Work item:
Provide an exact repetition of every entry, with no word altered.

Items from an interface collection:
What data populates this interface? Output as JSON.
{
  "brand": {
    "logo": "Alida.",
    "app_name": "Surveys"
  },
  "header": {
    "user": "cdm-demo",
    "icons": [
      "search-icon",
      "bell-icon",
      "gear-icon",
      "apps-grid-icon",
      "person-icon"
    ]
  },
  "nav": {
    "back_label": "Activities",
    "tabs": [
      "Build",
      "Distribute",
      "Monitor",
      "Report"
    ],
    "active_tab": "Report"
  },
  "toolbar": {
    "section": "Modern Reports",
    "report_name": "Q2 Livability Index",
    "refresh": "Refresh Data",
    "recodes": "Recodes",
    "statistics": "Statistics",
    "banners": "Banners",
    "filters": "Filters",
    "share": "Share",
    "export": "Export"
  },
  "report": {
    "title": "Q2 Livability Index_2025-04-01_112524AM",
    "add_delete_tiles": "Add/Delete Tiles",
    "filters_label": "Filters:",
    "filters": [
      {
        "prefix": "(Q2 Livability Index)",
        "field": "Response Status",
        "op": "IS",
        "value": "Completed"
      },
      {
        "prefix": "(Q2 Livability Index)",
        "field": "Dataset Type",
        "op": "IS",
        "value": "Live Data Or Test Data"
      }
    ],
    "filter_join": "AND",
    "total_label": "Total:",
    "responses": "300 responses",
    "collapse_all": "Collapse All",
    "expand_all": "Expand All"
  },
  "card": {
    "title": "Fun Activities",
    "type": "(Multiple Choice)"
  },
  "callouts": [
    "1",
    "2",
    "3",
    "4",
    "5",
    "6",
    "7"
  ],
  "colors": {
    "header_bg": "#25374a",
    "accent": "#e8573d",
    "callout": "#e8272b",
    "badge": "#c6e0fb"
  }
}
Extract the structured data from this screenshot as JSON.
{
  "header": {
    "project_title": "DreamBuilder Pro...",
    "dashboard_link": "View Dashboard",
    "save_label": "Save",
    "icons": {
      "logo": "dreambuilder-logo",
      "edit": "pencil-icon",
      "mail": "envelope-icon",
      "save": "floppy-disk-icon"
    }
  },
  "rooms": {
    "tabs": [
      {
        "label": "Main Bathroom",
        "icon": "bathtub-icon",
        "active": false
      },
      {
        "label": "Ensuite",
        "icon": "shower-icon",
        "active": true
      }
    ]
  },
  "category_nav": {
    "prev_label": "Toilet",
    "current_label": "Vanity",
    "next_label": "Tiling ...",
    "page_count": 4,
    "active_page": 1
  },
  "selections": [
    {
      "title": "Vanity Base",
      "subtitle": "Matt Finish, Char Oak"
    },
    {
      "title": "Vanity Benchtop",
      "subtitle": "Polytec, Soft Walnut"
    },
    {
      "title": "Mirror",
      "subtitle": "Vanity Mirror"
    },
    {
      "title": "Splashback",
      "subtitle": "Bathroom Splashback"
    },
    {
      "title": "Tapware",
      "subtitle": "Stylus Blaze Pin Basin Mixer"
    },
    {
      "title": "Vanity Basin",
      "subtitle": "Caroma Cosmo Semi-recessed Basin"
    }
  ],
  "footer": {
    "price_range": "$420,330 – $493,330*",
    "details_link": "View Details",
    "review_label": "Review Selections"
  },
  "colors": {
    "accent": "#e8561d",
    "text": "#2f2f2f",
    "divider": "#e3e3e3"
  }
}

Completed task:
What data populates this interface? Output as JSON.
{
  "brand": {
    "logo": "Alida.",
    "app_name": "Surveys"
  },
  "header": {
    "user": "cdm-demo",
    "icons": [
      "search-icon",
      "bell-icon",
      "gear-icon",
      "apps-grid-icon",
      "person-icon"
    ]
  },
  "nav": {
    "back_label": "Activities",
    "tabs": [
      "Build",
      "Distribute",
      "Monitor",
      "Report"
    ],
    "active_tab": "Report"
  },
  "toolbar": {
    "section": "Modern Reports",
    "report_name": "Q2 Livability Index",
    "refresh": "Refresh Data",
    "recodes": "Recodes",
    "statistics": "Statistics",
    "banners": "Banners",
    "filters": "Filters",
    "share": "Share",
    "export": "Export"
  },
  "report": {
    "title": "Q2 Livability Index_2025-04-01_112524AM",
    "add_delete_tiles": "Add/Delete Tiles",
    "filters_label": "Filters:",
    "filters": [
      {
        "prefix": "(Q2 Livability Index)",
        "field": "Response Status",
        "op": "IS",
        "value": "Completed"
      },
      {
        "prefix": "(Q2 Livability Index)",
        "field": "Dataset Type",
        "op": "IS",
        "value": "Live Data Or Test Data"
      }
    ],
    "filter_join": "AND",
    "total_label": "Total:",
    "responses": "300 responses",
    "collapse_all": "Collapse All",
    "expand_all": "Expand All"
  },
  "card": {
    "title": "Fun Activities",
    "type": "(Multiple Choice)"
  },
  "callouts": [
    "1",
    "2",
    "3",
    "4",
    "5",
    "6",
    "7"
  ],
  "colors": {
    "header_bg": "#25374a",
    "accent": "#e8573d",
    "callout": "#e8272b",
    "badge": "#c6e0fb"
  }
}
Extract the structured data from this screenshot as JSON.
{
  "header": {
    "project_title": "DreamBuilder Pro...",
    "dashboard_link": "View Dashboard",
    "save_label": "Save",
    "icons": {
      "logo": "dreambuilder-logo",
      "edit": "pencil-icon",
      "mail": "envelope-icon",
      "save": "floppy-disk-icon"
    }
  },
  "rooms": {
    "tabs": [
      {
        "label": "Main Bathroom",
        "icon": "bathtub-icon",
        "active": false
      },
      {
        "label": "Ensuite",
        "icon": "shower-icon",
        "active": true
      }
    ]
  },
  "category_nav": {
    "prev_label": "Toilet",
    "current_label": "Vanity",
    "next_label": "Tiling ...",
    "page_count": 4,
    "active_page": 1
  },
  "selections": [
    {
      "title": "Vanity Base",
      "subtitle": "Matt Finish, Char Oak"
    },
    {
      "title": "Vanity Benchtop",
      "subtitle": "Polytec, Soft Walnut"
    },
    {
      "title": "Mirror",
      "subtitle": "Vanity Mirror"
    },
    {
      "title": "Splashback",
      "subtitle": "Bathroom Splashback"
    },
    {
      "title": "Tapware",
      "subtitle": "Stylus Blaze Pin Basin Mixer"
    },
    {
      "title": "Vanity Basin",
      "subtitle": "Caroma Cosmo Semi-recessed Basin"
    }
  ],
  "footer": {
    "price_range": "$420,330 – $493,330*",
    "details_link": "View Details",
    "review_label": "Review Selections"
  },
  "colors": {
    "accent": "#e8561d",
    "text": "#2f2f2f",
    "divider": "#e3e3e3"
  }
}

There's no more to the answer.